-Petrin. Petrin is the forest-clad hill that dominates the left bank of the River Vltava. You can catch a 19th Century funicular to the top to visit the Petrin View tower, also from the late-1800s and a smaller replica of the Eiffel tower. It stands at 60 metres, with 299 steps leading up to the observation platform. Just beyond the hill is the gargantuan Strahov Stadium, the largest of its kind in the world, with a capacity of 220,000.
-Culture. Prague has a catalogue of museums too large to list, but among the essential attractions is the Czech National Gallery, which has a number of locations in the city, including St George Convent, the Sternberg Palace and Veletrzni Palace – collections cover medieval to modern art. In contrast, the National Technical Museum, displays all kinds of cars, aircraft and other vehicles, with an interesting collection of technology from the communist era.
-Gastronomy. Beer has been brewed in the region for around 1,000 years, and the most common types are pilsner lagers, of which there are many brands. Traditional Bohemian cuisine can be sampled across Prague – you could make for a pub to try potato pancakes, dried apple chips or pickled bratwurst, which are often served as an accompaniment to beer.
You’ll need to wrap up warm if you visit Prague in the winter. Between November and March daily highs struggle to get above freezing, and snow is a relatively common sight each year. If you arrive at an Old Town holiday rental in the summer months then it’s a totally different story, with extended spells of pleasant, sunny weather, and daily highs that get up to the mid-20s and sometimes even higher. Spring and autumn conditions are mild, with slightly more rain occurring in the latter season.

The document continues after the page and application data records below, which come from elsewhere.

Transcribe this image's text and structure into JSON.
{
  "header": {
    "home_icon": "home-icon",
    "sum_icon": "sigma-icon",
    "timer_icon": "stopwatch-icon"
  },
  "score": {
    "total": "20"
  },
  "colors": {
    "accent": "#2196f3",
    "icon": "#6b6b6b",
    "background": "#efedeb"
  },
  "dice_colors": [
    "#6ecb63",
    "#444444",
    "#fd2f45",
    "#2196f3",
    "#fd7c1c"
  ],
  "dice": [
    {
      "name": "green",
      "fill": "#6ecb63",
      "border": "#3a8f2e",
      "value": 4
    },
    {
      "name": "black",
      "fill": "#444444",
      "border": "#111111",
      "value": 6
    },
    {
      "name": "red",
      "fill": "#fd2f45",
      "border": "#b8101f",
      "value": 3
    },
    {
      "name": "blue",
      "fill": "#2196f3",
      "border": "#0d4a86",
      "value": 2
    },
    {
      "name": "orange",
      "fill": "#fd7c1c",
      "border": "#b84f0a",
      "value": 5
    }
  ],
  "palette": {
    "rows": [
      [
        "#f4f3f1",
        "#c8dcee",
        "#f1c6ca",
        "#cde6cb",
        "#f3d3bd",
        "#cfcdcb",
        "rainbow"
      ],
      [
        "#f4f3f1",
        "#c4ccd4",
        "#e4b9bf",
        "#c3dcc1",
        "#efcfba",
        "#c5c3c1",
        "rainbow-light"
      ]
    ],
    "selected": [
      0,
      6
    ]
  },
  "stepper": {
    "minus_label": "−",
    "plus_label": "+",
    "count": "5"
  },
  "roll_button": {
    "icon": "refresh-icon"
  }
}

If you’re flying to your holiday home in Old Town then Prague’s Vaclav Havel Airport (PRG) is no more than 20 minutes from this district by car. The airport is the busiest in this part of Europe, and it should be no trouble to find a flight no matter where you live in the UK. You could catch a cab from outside the terminal, or take a private or public bus. If you’re travelling to Prague over land then there are direct rail and coach connections to a number of central European cities.